The U.S. Food and Drug Administration (FDA) is changing the way they do certain on-farm visits, according to a recent Q&A published to the agency’s website. FDA is authorized to do what’s called “surveillance sampling” of certain products to test for bacteria and assess whether the preventive approach to food safety is working. FDA routinely does this sampling in grocery stores and manufacturing facilities, and recently began carrying this practice out on farms, including farms that also do some processing activities, like cheese-makers.
NSAC and the Pennsylvania Association for Sustainable Agriculture (PASA) heard from farmers that these visits were being carried out in a way that was confusing, intimidating, or simply awkward, largely because the FDA personnel that would arrive on farms to take samples came unexpectedly, in uniform, and often without sufficient cash to cover the cost the samples they would take.
NSAC and PASA brought this to the attention of the FDA and, in response, FDA is adapting their protocol. As explained in the Q&A, FDA personnel coming onto farms or on-farm facilities for surveillance sampling will provide at least 24 hours notice to ensure that the farmer, or other appropriate person, is on-site and available.
In that phone call, FDA personnel will explain that they will be arriving in uniform, to avoid the intimidation factor that could result from a uniformed officer arriving on a farm without warning.
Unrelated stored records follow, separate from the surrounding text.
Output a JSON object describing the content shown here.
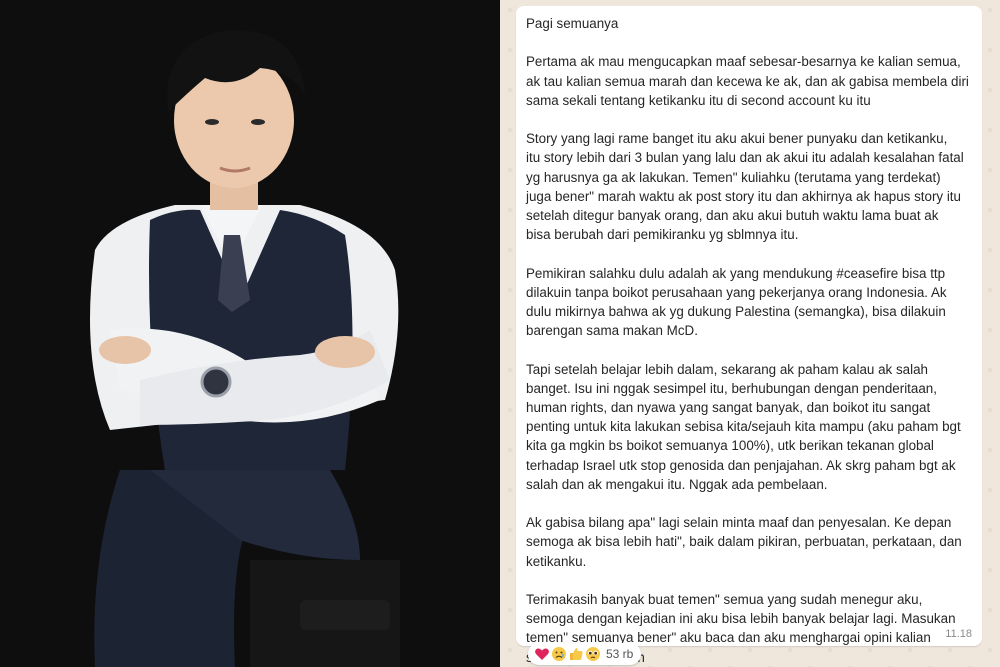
{
  "colors": {
    "chat_background": "#efe7dc",
    "bubble": "#ffffff",
    "text": "#262626",
    "timestamp": "#8a8a8a",
    "photo_background": "#0e0e0e"
  },
  "message": {
    "paragraphs": [
      [
        "Pagi semuanya"
      ],
      [
        "Pertama ak mau mengucapkan maaf sebesar-besarnya ke kalian semua,",
        "ak tau kalian semua marah dan kecewa ke ak, dan ak gabisa membela diri",
        "sama sekali tentang ketikanku itu di second account ku itu"
      ],
      [
        "Story yang lagi rame banget itu aku akui bener punyaku dan ketikanku,",
        "itu story lebih dari 3 bulan yang lalu dan ak akui itu adalah kesalahan fatal",
        "yg harusnya ga ak lakukan. Temen\" kuliahku (terutama yang terdekat)",
        "juga bener\" marah waktu ak post story itu dan akhirnya ak hapus story itu",
        "setelah ditegur banyak orang, dan aku akui butuh waktu lama buat ak",
        "bisa berubah dari pemikiranku yg sblmnya itu."
      ],
      [
        "Pemikiran salahku dulu adalah ak yang mendukung #ceasefire bisa ttp",
        "dilakuin tanpa boikot perusahaan yang pekerjanya orang Indonesia. Ak",
        "dulu mikirnya bahwa ak yg dukung Palestina (semangka), bisa dilakuin",
        "barengan sama makan McD."
      ],
      [
        "Tapi setelah belajar lebih dalam, sekarang ak paham kalau ak salah",
        "banget. Isu ini nggak sesimpel itu, berhubungan dengan penderitaan,",
        "human rights, dan nyawa yang sangat banyak, dan boikot itu sangat",
        "penting untuk kita lakukan sebisa kita/sejauh kita mampu (aku paham bgt",
        "kita ga mgkin bs boikot semuanya 100%), utk berikan tekanan global",
        "terhadap Israel utk stop genosida dan penjajahan. Ak skrg paham bgt ak",
        "salah dan ak mengakui itu. Nggak ada pembelaan."
      ],
      [
        "Ak gabisa bilang apa\" lagi selain minta maaf dan penyesalan. Ke depan",
        "semoga ak bisa lebih hati\", baik dalam pikiran, perbuatan, perkataan, dan",
        "ketikanku."
      ],
      [
        "Terimakasih banyak buat temen\" semua yang sudah menegur aku,",
        "semoga dengan kejadian ini aku bisa lebih banyak belajar lagi. Masukan",
        "temen\" semuanya bener\" aku baca dan aku menghargai opini kalian",
        "semua. Terimakasih"
      ]
    ],
    "timestamp": "11.18"
  },
  "reactions": {
    "icons": [
      "red-heart-icon",
      "sad-face-icon",
      "thumbs-up-icon",
      "pleading-face-icon"
    ],
    "count": "53 rb"
  }
}
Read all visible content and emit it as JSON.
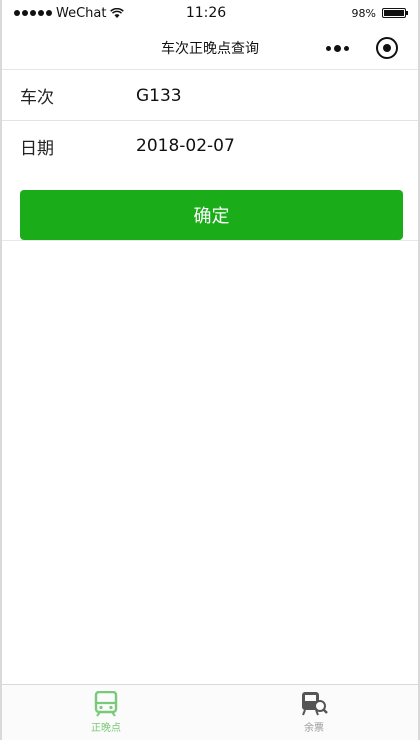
{
  "status_bar": {
    "carrier": "WeChat",
    "time": "11:26",
    "battery": "98%",
    "battery_level": 0.98
  },
  "nav": {
    "title": "车次正晚点查询"
  },
  "form": {
    "train_label": "车次",
    "train_value": "G133",
    "date_label": "日期",
    "date_value": "2018-02-07"
  },
  "confirm_label": "确定",
  "tabs": [
    {
      "label": "正晚点",
      "icon": "train-icon",
      "active": true
    },
    {
      "label": "余票",
      "icon": "ticket-search-icon",
      "active": false
    }
  ],
  "colors": {
    "primary": "#1aad19",
    "tab_active": "#7ac97a",
    "tab_inactive": "#999999"
  }
}
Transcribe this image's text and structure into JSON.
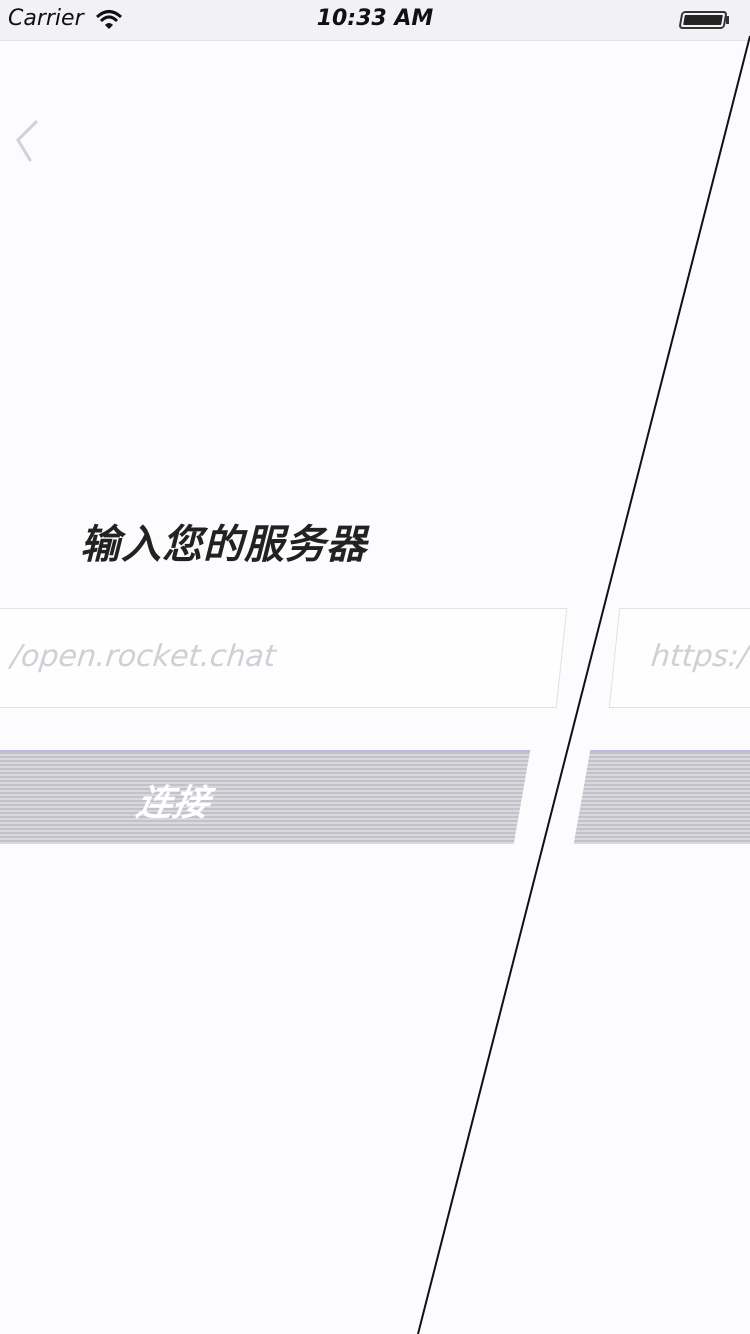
{
  "status_bar": {
    "carrier": "Carrier",
    "time": "10:33 AM"
  },
  "nav": {
    "back_icon": "chevron-left-icon"
  },
  "title": "输入您的服务器",
  "server_input": {
    "placeholder_left": "/open.rocket.chat",
    "placeholder_right": "https:/"
  },
  "connect_button": {
    "label": "连接"
  },
  "colors": {
    "background": "#fcfcfe",
    "button": "#c8c8ce",
    "placeholder": "#cfcfd6"
  }
}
The FDA official will also ask about the cost of the product that they will be collecting and the number of units they expect to collect, to see if there is sufficient supply available, and ensure that they have the right amount of cash on hand at the time of the visit.
We appreciate the agency’s prompt response to these concerns, and the sincere effort to adjust agency protocol to ensure as smooth an encounter as possible for all parties involved.
Any farmer who experiences a surveillance sampling visit from FDA is encouraged to share that experience with NSAC and PASA, so we can continue to monitor the situation and work with the FDA to ensure this change in protocol is effective, and helps builds trust between FDA and the agriculture community.
Categories: Food Safety